“It is simply the League, instituted ten years ago; M. de Morvilliers has discovered what every Parisian knows as well as his ave.”
“Monsieur,” interrupted the chancellor.
“I speak the truth, and I will prove it,” cried Chicot.
“Tell me, then, their place of meeting.”
“Firstly, the public streets; secondly, the public streets.”
“M. Chicot is joking,” said the chancellor; “tell me their rallying sign.”
“They are dressed like Parisians, and shake their legs when they walk.”
A burst of laughter followed this speech; then M. de Morvilliers said, “They have had one meeting-place which M. Chicot does not know of.”
“Where?” asked the king.
“The Abbey of St. Geneviève.”
“Impossible!” murmured the duke.
“It is true,” said M. de Morvilliers, triumphantly.
“What did they decide?” asked the king.
“That the Leaguers should choose chiefs, that every one should arm, that every province should receive a deputy from the conspirators, and that all the Huguenots cherished by his majesty (that was their expression)——”
The king smiled.
“Should be massacred on a given day.”
“Is that all?” said the duke.
“I should hope not,” said Chicot; “if the king got only that for one hundred and sixty thousand livres, it would be a shame.”
“There are chiefs ——”
The Duc d’Anjou could not repress a start.
“What!” cried Chicot, “a conspiracy that has chiefs! how wonderful! But we ought to have more than that for one hundred and sixty thousand livres.”
“Their names?” asked the king.
“Firstly, a fanatic preacher; I gave ten thousand livres for his name.”
“A monk called Gorenflot.”
“Poor devil!” said Chicot.
“Gorenflot?” said the king, writing down the name; “afterwards ——”
“Oh!” said the chancellor, with hesitation, “that is all.” And he looked round as if to say, “If your majesty were alone, you should hear more.”
“Speak, chancellor,” said the king, “I have none but friends here.”
“Oh! sire, I hesitate to pronounce such powerful names.”
“Are they more powerful than I am?” cried the king.
“No, sire; but one does not tell secrets in public.”
“Monsieur,” said the Duc d’Anjou, “we will retire.”
The king signed to the chancellor to approach him, and to the duke to remain. M. de Morvilliers had just bent over the king to whisper his communication, when a great clamor was heard in the court of the Louvre. The king jumped up, but Chicot, running to the window, called out, “It is M. de Guise entering the Louvre.”
“The Duc de Guise,” stammered the Duc d’Anjou.

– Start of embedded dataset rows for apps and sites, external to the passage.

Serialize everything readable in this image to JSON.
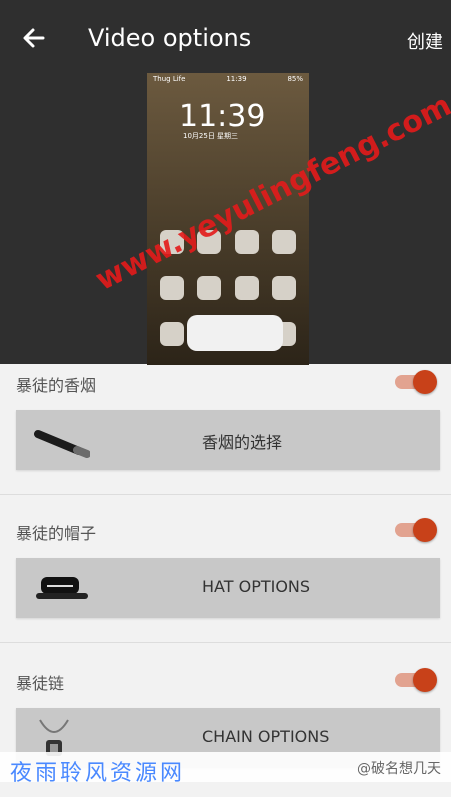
{
  "header": {
    "title": "Video options",
    "action": "创建"
  },
  "preview": {
    "status_left": "Thug Life",
    "status_time": "11:39",
    "status_right": "85%",
    "clock": "11:39",
    "date": "10月25日 星期三",
    "watermark": "www.yeyulingfeng.com"
  },
  "sections": {
    "cigarette": {
      "label": "暴徒的香烟",
      "enabled": true,
      "option": "香烟的选择"
    },
    "hat": {
      "label": "暴徒的帽子",
      "enabled": true,
      "option": "HAT OPTIONS"
    },
    "chain": {
      "label": "暴徒链",
      "enabled": true,
      "option": "CHAIN OPTIONS"
    }
  },
  "footer": {
    "left": "夜雨聆风资源网",
    "right": "@破名想几天"
  },
  "colors": {
    "header_bg": "#2f2f2f",
    "toggle_on": "#c84119",
    "toggle_track": "#e2a390",
    "option_box": "#c8c8c8"
  }
}
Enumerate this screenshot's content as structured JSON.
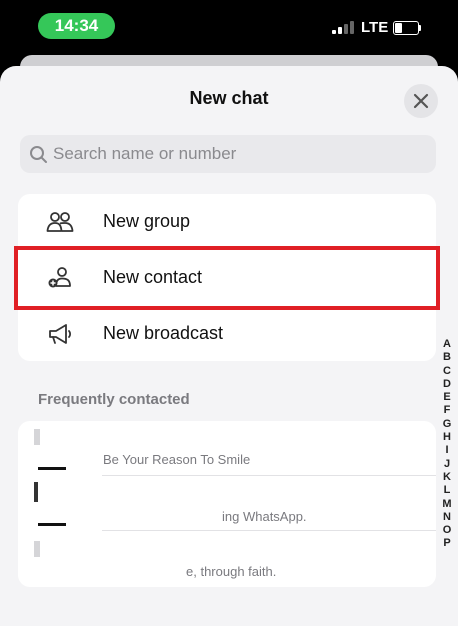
{
  "status_bar": {
    "time": "14:34",
    "network": "LTE",
    "battery_level": 0.35,
    "signal_bars": 2
  },
  "sheet": {
    "title": "New chat",
    "close_icon": "close-icon"
  },
  "search": {
    "placeholder": "Search name or number",
    "icon": "search-icon"
  },
  "menu": [
    {
      "label": "New group",
      "icon": "group-icon"
    },
    {
      "label": "New contact",
      "icon": "add-contact-icon",
      "highlighted": true
    },
    {
      "label": "New broadcast",
      "icon": "megaphone-icon"
    }
  ],
  "frequent": {
    "label": "Frequently contacted",
    "contacts": [
      {
        "status": "Be Your Reason To Smile"
      },
      {
        "status": "ing WhatsApp."
      },
      {
        "status": "e, through faith."
      }
    ]
  },
  "index_letters": [
    "A",
    "B",
    "C",
    "D",
    "E",
    "F",
    "G",
    "H",
    "I",
    "J",
    "K",
    "L",
    "M",
    "N",
    "O",
    "P"
  ],
  "colors": {
    "time_pill": "#35c759",
    "highlight_border": "#e01f25",
    "sheet_bg": "#f4f4f6"
  }
}
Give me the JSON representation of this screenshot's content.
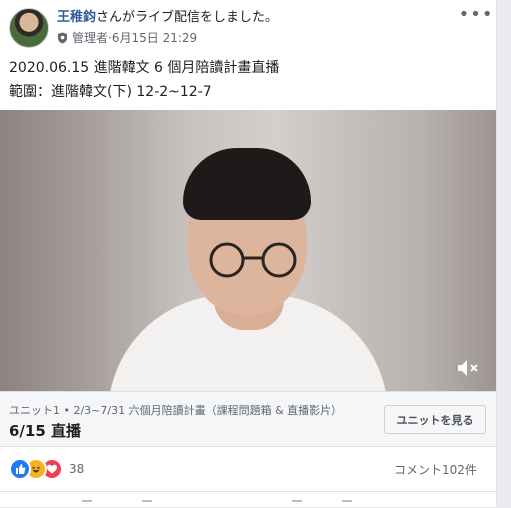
{
  "post": {
    "author": "王稚鈞",
    "action": "さんがライブ配信をしました。",
    "role": "管理者",
    "separator": " · ",
    "timestamp": "6月15日 21:29",
    "menu_icon": "more-options-icon",
    "lines": [
      "2020.06.15 進階韓文 6 個月陪讀計畫直播",
      "範圍：進階韓文(下) 12-2~12-7"
    ]
  },
  "video": {
    "audio_state": "muted",
    "icon": "speaker-muted-icon"
  },
  "unit": {
    "subtitle": "ユニット1 • 2/3~7/31 六個月陪讀計畫（課程問題箱 & 直播影片）",
    "title": "6/15 直播",
    "button_label": "ユニットを見る"
  },
  "engagement": {
    "reaction_icons": [
      "like-icon",
      "haha-icon",
      "love-icon"
    ],
    "reaction_count": "38",
    "comments": "コメント102件"
  },
  "colors": {
    "link": "#385898",
    "like": "#2078f4",
    "haha": "#f7b125",
    "love": "#f33e58"
  }
}
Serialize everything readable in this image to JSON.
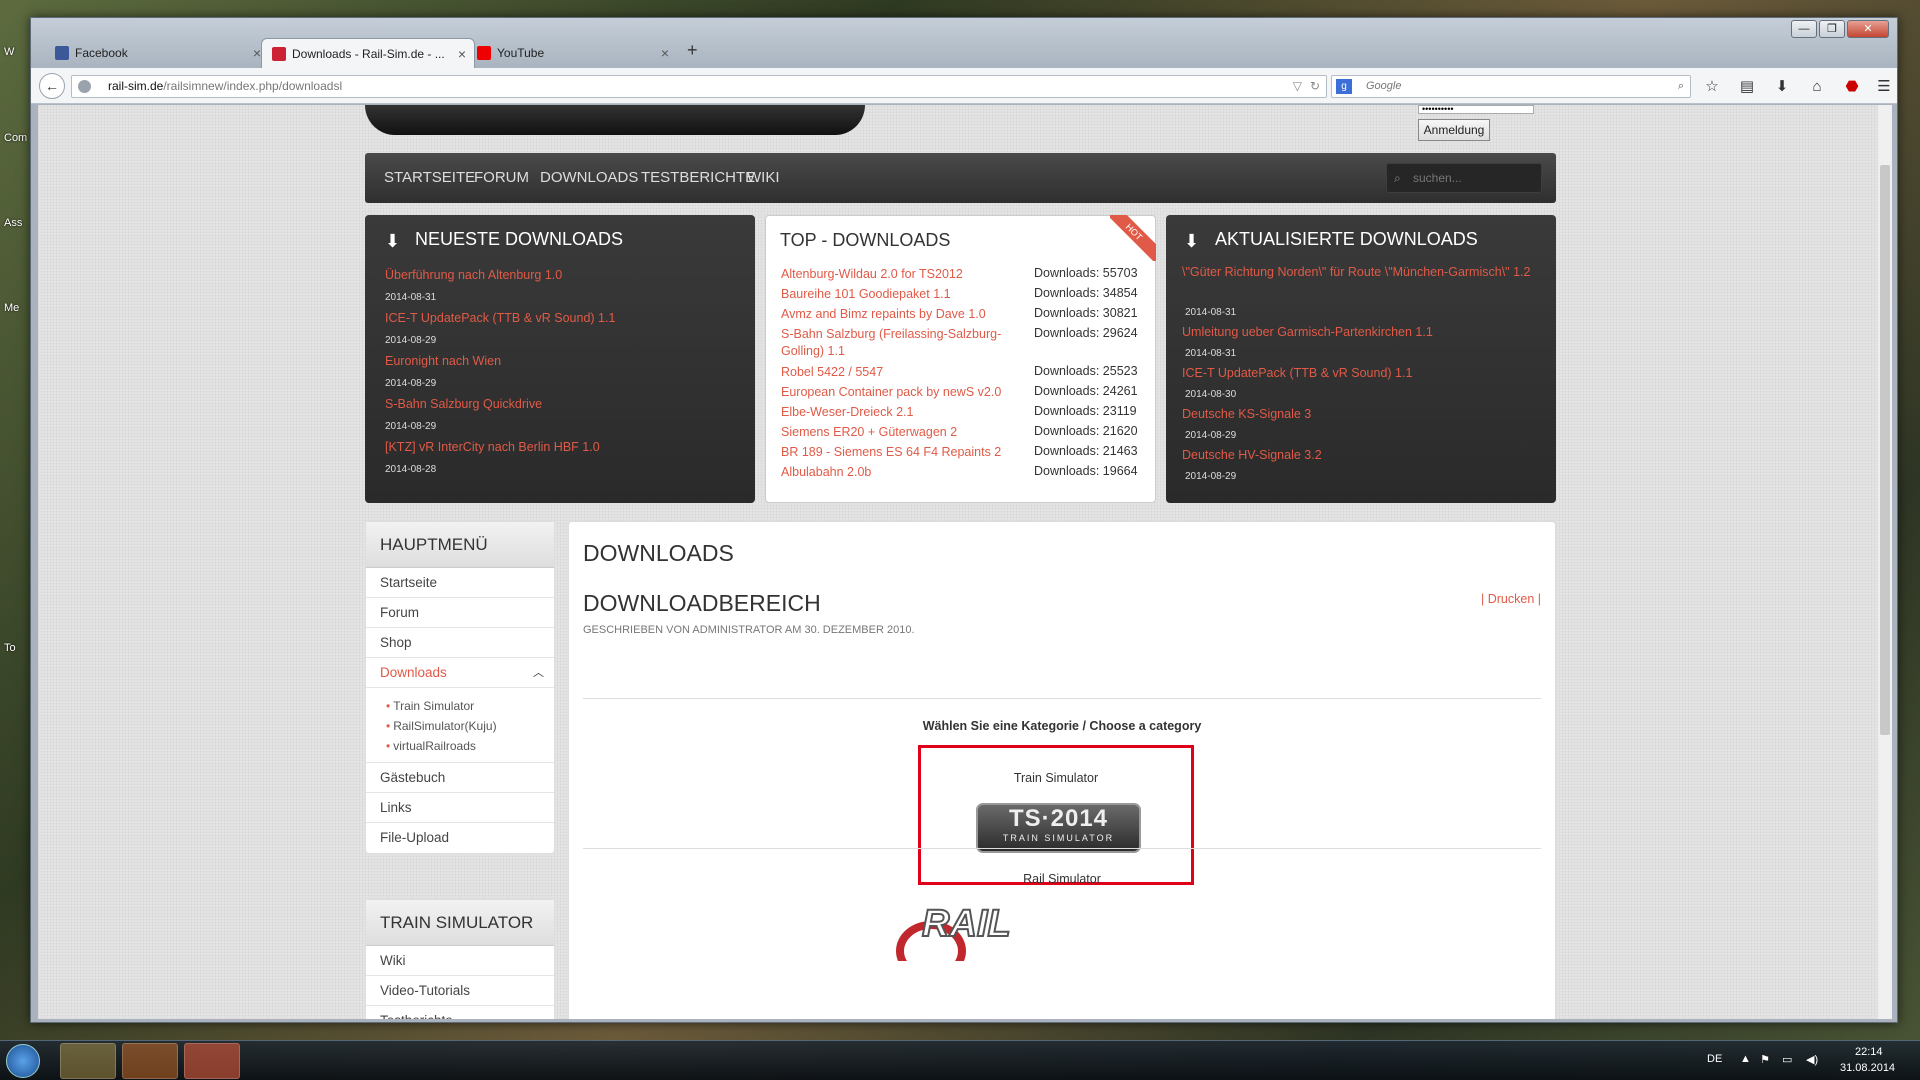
{
  "desktop": {
    "icons": [
      "W",
      "Com",
      "Ass",
      "Me",
      "To"
    ]
  },
  "browser": {
    "tabs": [
      {
        "label": "Facebook",
        "color": "#3b5998"
      },
      {
        "label": "Downloads - Rail-Sim.de - ...",
        "color": "#c23"
      },
      {
        "label": "YouTube",
        "color": "#e00"
      }
    ],
    "close_glyph": "×",
    "newtab_glyph": "+",
    "window_controls": {
      "minimize": "—",
      "maximize": "❐",
      "close": "✕"
    },
    "url_host": "rail-sim.de",
    "url_path": "/railsimnew/index.php/downloadsl",
    "search_placeholder": "Google",
    "icons": [
      "back-arrow-icon",
      "bookmark-star-icon",
      "clipboard-icon",
      "download-icon",
      "home-icon",
      "adblock-icon",
      "menu-icon"
    ]
  },
  "site": {
    "password_mask": "••••••••••",
    "login_button": "Anmeldung",
    "nav": [
      "STARTSEITE",
      "FORUM",
      "DOWNLOADS",
      "TESTBERICHTE",
      "WIKI"
    ],
    "search_placeholder": "suchen...",
    "newest": {
      "title": "NEUESTE DOWNLOADS",
      "items": [
        {
          "name": "Überführung nach Altenburg 1.0",
          "date": "2014-08-31"
        },
        {
          "name": "ICE-T UpdatePack (TTB & vR Sound) 1.1",
          "date": "2014-08-29"
        },
        {
          "name": "Euronight nach Wien",
          "date": "2014-08-29"
        },
        {
          "name": "S-Bahn Salzburg Quickdrive",
          "date": "2014-08-29"
        },
        {
          "name": "[KTZ] vR InterCity nach Berlin HBF 1.0",
          "date": "2014-08-28"
        }
      ]
    },
    "top": {
      "title": "TOP - DOWNLOADS",
      "badge": "HOT",
      "items": [
        {
          "name": "Altenburg-Wildau 2.0 for TS2012",
          "count": "Downloads: 55703"
        },
        {
          "name": "Baureihe 101 Goodiepaket 1.1",
          "count": "Downloads: 34854"
        },
        {
          "name": "Avmz and Bimz repaints by Dave 1.0",
          "count": "Downloads: 30821"
        },
        {
          "name": "S-Bahn Salzburg (Freilassing-Salzburg-Golling) 1.1",
          "count": "Downloads: 29624"
        },
        {
          "name": "Robel 5422 / 5547",
          "count": "Downloads: 25523"
        },
        {
          "name": "European Container pack by newS v2.0",
          "count": "Downloads: 24261"
        },
        {
          "name": "Elbe-Weser-Dreieck 2.1",
          "count": "Downloads: 23119"
        },
        {
          "name": "Siemens ER20 + Güterwagen 2",
          "count": "Downloads: 21620"
        },
        {
          "name": "BR 189 - Siemens ES 64 F4 Repaints 2",
          "count": "Downloads: 21463"
        },
        {
          "name": "Albulabahn 2.0b",
          "count": "Downloads: 19664"
        }
      ]
    },
    "updated": {
      "title": "AKTUALISIERTE DOWNLOADS",
      "items": [
        {
          "name": "\\\"Güter Richtung Norden\\\" für Route \\\"München-Garmisch\\\" 1.2",
          "date": "2014-08-31"
        },
        {
          "name": "Umleitung ueber Garmisch-Partenkirchen 1.1",
          "date": "2014-08-31"
        },
        {
          "name": "ICE-T UpdatePack (TTB & vR Sound) 1.1",
          "date": "2014-08-30"
        },
        {
          "name": "Deutsche KS-Signale 3",
          "date": "2014-08-29"
        },
        {
          "name": "Deutsche HV-Signale 3.2",
          "date": "2014-08-29"
        }
      ]
    },
    "mainmenu": {
      "title": "HAUPTMENÜ",
      "items": [
        "Startseite",
        "Forum",
        "Shop",
        "Downloads"
      ],
      "sub": [
        "Train Simulator",
        "RailSimulator(Kuju)",
        "virtualRailroads"
      ],
      "items2": [
        "Gästebuch",
        "Links",
        "File-Upload"
      ]
    },
    "tsmenu": {
      "title": "TRAIN SIMULATOR",
      "items": [
        "Wiki",
        "Video-Tutorials",
        "Testberichte"
      ]
    },
    "article": {
      "h1": "DOWNLOADS",
      "h2": "DOWNLOADBEREICH",
      "print": "| Drucken |",
      "meta": "GESCHRIEBEN VON ADMINISTRATOR AM 30. DEZEMBER 2010.",
      "choose": "Wählen Sie eine Kategorie / Choose a category",
      "cat1": "Train Simulator",
      "ts_logo_big": "TS·2014",
      "ts_logo_small": "TRAIN SIMULATOR",
      "cat2": "Rail Simulator",
      "rs_logo": "RAIL"
    }
  },
  "taskbar": {
    "lang": "DE",
    "time": "22:14",
    "date": "31.08.2014"
  }
}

“How strange that he should be in Paris,” said the king, reading the truth in M. de Morvilliers’ look. “Was it of him you were about to speak?” he asked.
“Yes, sire; he presided over the meeting.”
“And the others?”
“I know no more.”
“You need not write that name on your tablets! you will not forget it,” whispered Chicot.
The Duc de Guise advanced, smiling, to see the king.
Last updated Monday, December 22, 2014 at 10:49